Edited lecture by Jagad Guru Chris Butler
In their activities and interests, humans and animals have several characteristics in common:
- Animals eat. Human beings also have to eat.
- Animals sleep. Human beings also need sleep.
- Animals have sex to procreate. Humans also have sex.
- Animals defend themselves; they fight. Human beings also have to defend themselves.
Despite the similarities, there is a fundamental difference between human beings and animals. What is that difference?
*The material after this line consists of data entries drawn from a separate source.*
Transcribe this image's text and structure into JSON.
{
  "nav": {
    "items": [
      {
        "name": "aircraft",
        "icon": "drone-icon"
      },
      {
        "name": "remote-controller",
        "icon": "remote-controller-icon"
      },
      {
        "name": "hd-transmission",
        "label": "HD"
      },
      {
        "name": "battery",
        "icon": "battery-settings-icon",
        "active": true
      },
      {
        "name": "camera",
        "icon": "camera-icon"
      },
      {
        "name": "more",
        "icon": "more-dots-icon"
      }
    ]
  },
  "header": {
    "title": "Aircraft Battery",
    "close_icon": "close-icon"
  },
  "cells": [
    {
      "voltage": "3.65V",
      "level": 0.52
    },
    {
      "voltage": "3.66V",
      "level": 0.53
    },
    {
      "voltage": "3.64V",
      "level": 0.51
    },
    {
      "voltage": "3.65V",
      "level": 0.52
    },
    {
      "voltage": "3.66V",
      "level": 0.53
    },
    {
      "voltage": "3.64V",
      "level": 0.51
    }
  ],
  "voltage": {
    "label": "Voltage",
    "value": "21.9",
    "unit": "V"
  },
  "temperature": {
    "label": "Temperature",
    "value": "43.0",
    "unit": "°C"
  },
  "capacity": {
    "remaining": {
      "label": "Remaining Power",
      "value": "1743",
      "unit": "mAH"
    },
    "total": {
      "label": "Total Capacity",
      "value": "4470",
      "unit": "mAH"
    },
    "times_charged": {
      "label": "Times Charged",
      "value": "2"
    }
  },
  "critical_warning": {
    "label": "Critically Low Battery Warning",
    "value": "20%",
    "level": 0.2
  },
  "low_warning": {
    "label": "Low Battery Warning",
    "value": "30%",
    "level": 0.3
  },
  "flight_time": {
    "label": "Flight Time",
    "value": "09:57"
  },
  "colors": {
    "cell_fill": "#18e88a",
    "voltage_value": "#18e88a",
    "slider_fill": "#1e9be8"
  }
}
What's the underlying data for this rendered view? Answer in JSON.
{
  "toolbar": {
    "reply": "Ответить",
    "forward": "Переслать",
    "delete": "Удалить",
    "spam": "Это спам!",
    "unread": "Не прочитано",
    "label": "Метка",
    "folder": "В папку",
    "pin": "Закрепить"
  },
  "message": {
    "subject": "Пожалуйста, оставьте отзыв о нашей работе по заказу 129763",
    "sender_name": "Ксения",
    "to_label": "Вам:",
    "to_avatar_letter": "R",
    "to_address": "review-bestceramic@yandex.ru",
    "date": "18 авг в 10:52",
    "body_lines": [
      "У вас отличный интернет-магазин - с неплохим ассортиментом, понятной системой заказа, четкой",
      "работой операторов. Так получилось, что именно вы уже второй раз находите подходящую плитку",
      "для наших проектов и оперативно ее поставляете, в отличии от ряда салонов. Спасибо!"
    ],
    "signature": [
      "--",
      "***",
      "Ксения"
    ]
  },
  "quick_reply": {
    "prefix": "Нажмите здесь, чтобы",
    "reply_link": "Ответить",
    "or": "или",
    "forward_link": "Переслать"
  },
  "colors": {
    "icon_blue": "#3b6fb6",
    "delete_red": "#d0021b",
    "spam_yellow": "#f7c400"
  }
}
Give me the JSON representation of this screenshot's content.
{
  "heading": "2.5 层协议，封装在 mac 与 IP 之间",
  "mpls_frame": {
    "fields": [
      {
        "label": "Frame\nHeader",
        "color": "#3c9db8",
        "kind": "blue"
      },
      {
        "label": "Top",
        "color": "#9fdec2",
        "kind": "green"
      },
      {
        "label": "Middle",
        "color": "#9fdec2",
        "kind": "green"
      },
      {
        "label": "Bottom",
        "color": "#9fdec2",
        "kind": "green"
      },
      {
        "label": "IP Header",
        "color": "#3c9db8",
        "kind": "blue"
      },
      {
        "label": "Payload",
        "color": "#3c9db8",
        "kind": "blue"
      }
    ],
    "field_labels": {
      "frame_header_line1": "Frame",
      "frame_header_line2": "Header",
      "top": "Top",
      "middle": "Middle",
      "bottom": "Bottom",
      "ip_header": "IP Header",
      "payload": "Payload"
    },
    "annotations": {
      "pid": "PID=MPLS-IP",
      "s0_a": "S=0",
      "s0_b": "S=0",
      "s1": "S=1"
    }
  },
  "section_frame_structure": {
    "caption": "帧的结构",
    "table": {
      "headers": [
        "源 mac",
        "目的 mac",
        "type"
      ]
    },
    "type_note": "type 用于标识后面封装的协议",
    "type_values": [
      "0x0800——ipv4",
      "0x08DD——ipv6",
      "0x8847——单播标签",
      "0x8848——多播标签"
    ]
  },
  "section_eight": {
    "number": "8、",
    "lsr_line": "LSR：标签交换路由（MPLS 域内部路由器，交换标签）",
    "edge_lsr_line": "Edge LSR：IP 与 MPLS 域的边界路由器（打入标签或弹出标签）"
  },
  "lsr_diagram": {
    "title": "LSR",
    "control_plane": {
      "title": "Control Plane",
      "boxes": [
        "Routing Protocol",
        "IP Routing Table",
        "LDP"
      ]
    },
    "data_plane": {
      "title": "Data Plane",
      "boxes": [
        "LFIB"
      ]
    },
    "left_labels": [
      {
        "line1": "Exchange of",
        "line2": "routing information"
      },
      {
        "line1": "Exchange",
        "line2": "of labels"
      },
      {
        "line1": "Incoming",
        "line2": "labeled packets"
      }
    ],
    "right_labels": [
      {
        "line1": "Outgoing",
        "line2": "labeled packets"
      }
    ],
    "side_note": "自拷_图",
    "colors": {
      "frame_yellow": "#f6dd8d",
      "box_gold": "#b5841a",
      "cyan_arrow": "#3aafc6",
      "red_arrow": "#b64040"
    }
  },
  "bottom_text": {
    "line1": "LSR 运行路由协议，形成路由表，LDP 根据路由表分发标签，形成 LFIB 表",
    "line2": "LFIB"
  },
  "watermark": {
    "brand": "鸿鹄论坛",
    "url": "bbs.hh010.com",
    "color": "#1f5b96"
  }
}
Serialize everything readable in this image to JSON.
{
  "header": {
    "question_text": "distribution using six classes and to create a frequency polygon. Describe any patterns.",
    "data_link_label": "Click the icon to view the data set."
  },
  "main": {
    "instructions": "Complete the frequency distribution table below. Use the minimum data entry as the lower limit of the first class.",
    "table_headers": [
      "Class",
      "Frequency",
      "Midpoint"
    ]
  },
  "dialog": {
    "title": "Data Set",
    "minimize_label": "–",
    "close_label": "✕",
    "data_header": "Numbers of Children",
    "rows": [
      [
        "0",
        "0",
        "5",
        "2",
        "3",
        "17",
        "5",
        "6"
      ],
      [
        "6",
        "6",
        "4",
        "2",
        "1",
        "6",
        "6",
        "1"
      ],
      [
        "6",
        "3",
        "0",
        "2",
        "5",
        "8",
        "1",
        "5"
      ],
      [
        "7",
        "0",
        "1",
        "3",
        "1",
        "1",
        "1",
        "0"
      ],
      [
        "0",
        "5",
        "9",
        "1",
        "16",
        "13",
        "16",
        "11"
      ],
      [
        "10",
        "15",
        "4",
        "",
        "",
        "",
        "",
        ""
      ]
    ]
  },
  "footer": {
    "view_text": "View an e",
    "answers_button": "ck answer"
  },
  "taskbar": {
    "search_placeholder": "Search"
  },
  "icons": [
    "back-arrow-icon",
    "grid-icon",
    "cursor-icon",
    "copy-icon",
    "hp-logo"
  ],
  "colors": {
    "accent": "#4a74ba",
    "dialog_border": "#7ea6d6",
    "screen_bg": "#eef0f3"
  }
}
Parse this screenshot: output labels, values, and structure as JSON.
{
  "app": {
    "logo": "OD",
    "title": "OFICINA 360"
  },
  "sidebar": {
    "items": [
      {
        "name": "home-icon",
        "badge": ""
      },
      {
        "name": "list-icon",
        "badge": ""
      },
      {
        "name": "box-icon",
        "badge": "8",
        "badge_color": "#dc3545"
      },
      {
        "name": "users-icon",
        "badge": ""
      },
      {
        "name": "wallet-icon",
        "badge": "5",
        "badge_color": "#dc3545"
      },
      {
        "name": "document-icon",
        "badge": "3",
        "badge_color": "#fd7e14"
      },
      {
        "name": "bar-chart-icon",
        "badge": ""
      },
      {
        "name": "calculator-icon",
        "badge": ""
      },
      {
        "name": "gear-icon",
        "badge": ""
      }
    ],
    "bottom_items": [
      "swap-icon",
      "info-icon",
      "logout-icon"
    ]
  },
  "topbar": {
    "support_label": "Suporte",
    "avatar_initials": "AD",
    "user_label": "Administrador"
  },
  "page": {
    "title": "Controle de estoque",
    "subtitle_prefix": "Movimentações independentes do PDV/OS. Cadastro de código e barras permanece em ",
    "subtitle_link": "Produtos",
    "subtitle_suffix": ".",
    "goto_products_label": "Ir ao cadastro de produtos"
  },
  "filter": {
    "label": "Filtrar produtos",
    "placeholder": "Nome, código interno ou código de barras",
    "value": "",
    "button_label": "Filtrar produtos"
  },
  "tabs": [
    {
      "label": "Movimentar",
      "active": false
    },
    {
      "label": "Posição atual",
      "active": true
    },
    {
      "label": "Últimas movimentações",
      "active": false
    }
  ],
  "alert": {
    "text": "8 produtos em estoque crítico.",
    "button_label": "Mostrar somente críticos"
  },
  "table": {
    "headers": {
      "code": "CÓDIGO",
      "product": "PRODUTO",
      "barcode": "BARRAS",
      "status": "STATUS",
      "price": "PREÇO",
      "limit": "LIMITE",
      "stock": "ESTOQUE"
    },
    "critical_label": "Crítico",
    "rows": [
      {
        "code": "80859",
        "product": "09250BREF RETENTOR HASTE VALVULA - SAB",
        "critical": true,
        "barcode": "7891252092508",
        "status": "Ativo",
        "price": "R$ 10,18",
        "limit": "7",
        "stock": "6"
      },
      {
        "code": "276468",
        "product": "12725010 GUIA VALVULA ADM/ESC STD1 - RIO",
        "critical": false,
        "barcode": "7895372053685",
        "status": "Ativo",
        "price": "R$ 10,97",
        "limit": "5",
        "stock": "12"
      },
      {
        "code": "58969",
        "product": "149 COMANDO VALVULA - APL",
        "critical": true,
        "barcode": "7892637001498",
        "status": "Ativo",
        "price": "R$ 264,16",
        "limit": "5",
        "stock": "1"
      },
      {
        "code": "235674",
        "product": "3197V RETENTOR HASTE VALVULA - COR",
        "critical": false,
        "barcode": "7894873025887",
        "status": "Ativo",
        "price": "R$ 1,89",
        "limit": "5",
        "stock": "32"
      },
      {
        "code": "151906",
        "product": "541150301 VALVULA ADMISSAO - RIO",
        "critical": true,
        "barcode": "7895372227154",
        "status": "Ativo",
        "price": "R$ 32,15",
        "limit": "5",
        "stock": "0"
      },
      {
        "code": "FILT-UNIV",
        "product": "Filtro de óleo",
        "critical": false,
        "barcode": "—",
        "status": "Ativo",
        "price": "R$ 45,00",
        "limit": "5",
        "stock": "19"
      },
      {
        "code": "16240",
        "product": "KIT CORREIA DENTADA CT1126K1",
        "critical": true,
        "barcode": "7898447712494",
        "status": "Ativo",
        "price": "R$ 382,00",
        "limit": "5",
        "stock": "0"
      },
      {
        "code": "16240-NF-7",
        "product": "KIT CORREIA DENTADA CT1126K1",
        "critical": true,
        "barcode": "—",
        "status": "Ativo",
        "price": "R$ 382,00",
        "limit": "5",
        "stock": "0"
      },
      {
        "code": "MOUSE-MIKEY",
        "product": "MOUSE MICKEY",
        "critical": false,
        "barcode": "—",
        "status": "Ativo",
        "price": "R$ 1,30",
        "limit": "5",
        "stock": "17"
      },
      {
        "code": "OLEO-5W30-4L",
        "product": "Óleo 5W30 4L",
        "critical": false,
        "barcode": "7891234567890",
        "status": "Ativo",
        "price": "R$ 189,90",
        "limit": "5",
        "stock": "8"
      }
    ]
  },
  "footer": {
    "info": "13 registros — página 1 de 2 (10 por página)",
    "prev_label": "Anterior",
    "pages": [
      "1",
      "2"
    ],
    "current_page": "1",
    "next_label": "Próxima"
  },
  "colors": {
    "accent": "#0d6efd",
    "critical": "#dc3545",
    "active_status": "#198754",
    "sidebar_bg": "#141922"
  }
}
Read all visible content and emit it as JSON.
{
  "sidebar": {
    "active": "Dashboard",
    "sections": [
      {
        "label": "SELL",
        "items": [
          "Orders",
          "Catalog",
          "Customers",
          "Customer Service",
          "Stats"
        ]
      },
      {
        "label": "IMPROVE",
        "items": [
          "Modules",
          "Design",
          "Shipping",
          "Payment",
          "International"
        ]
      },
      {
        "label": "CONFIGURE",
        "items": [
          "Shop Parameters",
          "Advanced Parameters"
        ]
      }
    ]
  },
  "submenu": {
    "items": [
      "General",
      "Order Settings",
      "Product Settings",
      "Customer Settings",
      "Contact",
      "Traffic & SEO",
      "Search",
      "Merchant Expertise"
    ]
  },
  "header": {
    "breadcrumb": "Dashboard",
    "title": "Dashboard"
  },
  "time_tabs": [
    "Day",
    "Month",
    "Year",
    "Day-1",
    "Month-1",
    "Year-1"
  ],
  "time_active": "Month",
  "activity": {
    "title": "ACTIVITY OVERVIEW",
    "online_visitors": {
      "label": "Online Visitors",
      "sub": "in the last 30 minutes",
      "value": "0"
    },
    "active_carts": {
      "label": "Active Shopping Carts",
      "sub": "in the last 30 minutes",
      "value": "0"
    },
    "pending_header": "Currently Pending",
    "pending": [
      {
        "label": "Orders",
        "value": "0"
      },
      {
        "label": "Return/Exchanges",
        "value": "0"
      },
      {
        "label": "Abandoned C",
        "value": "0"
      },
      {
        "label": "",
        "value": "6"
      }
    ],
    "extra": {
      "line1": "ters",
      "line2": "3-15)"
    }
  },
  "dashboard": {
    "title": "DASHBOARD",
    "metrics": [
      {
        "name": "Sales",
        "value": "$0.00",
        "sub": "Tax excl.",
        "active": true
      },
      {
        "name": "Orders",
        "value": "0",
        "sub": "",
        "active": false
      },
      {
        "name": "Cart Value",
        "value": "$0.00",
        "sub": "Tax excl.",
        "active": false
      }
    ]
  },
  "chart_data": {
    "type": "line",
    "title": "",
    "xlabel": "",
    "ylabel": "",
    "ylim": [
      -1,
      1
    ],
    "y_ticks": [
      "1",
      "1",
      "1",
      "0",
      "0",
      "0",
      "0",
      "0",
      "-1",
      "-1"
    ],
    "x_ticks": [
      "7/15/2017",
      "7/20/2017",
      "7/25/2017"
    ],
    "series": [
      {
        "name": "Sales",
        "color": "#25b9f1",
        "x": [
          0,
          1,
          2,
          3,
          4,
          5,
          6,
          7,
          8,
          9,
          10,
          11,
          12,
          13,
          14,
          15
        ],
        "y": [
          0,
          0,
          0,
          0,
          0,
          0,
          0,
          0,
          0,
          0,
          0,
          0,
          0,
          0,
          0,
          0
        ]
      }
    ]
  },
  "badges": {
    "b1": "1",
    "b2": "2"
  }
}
The distinction between the human form of life and the animal form of life is not that humans sleep on beds and animals sleep on the ground; it’s not that humans walk on two legs and many animals walk on four legs; it’s not that humans eat at a dining table with utensils and napkins while animals just eat with their mouth to the ground in some way. Humans are not meant to simply be refined animals. There is a much deeper and meaningful difference between humans and animals.
Beyond the activities humans and animals have in common (eating, sleeping, mating, and defending), human beings have a fifth faculty: the intelligence to inquire into the truth of our existence:
- Who am I?
- Why am I here? What is the purpose of my existence?
- Why am I suffering?
- How can I liberate myself from this suffering condition?
It is this extraordinarily valuable ability to be introspective—to question the meaning and purpose of our existence and endeavor to find a solution to human suffering—that sets humans apart from animals.
To use a “muscle” analogy, a person who has very big muscles can pick up a 100-pound bag of rice. But a five-year old lacks the muscles to pick up that 100-pound bag. In the less evolved condition, when a person is in the animal form of life, he doesn’t have the spiritual muscles to be introspective and to make spiritual advancement.
If a person is born in the human form of life but doesn’t use that spiritual muscle—doesn’t take advantage of the opportunity to find answers to his identity and make spiritual advancement— then his muscles are wasted.
As human beings, we have the opportunity to use our intelligence to seek answers to essential questions such as “Who am I?” and “What is the purpose of life?” If we don’t use the human form of life to seek answers to these all-important questions—if we simply remain preoccupied with eating, sleeping, mating, and defending—then we will have wasted the opportunity inherent in the human form to realize our true identity and purpose and achieve genuine spiritual happiness.